(Available data begins)

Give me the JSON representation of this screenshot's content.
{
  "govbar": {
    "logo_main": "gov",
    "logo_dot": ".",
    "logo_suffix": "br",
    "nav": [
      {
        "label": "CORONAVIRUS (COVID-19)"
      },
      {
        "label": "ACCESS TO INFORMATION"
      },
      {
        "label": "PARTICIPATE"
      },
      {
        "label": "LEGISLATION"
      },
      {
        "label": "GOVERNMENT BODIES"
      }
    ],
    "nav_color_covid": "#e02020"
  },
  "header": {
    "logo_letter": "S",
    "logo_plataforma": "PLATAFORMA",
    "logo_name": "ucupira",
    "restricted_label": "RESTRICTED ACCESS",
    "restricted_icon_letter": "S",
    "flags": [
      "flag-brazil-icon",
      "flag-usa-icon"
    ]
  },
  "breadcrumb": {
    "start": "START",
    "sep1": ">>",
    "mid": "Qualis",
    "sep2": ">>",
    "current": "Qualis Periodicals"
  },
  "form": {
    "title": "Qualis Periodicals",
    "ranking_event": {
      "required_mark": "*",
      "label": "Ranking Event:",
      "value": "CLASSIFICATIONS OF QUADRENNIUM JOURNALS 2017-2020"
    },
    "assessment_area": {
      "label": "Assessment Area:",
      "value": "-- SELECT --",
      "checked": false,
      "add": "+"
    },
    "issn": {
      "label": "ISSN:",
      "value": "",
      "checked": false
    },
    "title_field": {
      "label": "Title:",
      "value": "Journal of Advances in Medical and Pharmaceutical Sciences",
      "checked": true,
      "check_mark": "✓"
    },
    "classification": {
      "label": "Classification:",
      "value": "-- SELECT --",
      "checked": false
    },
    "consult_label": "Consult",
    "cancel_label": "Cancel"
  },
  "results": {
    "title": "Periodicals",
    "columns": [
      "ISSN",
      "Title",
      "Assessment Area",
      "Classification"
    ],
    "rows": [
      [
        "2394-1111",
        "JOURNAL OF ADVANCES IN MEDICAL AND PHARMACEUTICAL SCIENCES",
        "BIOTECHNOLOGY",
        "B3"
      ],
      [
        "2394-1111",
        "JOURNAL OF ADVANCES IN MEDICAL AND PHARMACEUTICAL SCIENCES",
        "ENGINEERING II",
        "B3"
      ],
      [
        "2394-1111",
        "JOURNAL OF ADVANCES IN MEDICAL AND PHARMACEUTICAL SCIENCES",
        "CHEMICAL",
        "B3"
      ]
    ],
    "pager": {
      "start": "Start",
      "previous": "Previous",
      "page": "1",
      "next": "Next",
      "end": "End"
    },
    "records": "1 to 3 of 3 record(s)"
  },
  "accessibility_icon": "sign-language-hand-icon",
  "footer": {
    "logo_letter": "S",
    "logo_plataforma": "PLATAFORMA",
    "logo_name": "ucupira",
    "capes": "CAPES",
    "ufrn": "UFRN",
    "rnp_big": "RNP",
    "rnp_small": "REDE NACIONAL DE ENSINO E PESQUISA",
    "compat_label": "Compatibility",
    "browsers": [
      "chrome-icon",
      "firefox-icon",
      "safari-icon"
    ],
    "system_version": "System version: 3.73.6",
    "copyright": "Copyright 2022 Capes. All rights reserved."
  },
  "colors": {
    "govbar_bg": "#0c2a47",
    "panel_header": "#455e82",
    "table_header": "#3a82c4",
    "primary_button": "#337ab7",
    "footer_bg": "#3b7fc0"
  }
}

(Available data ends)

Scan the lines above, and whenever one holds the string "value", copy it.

Answer for the task:
      "value": "CLASSIFICATIONS OF QUADRENNIUM JOURNALS 2017-2020"
      "value": "-- SELECT --",
      "value": "",
      "value": "Journal of Advances in Medical and Pharmaceutical Sciences",
      "value": "-- SELECT --",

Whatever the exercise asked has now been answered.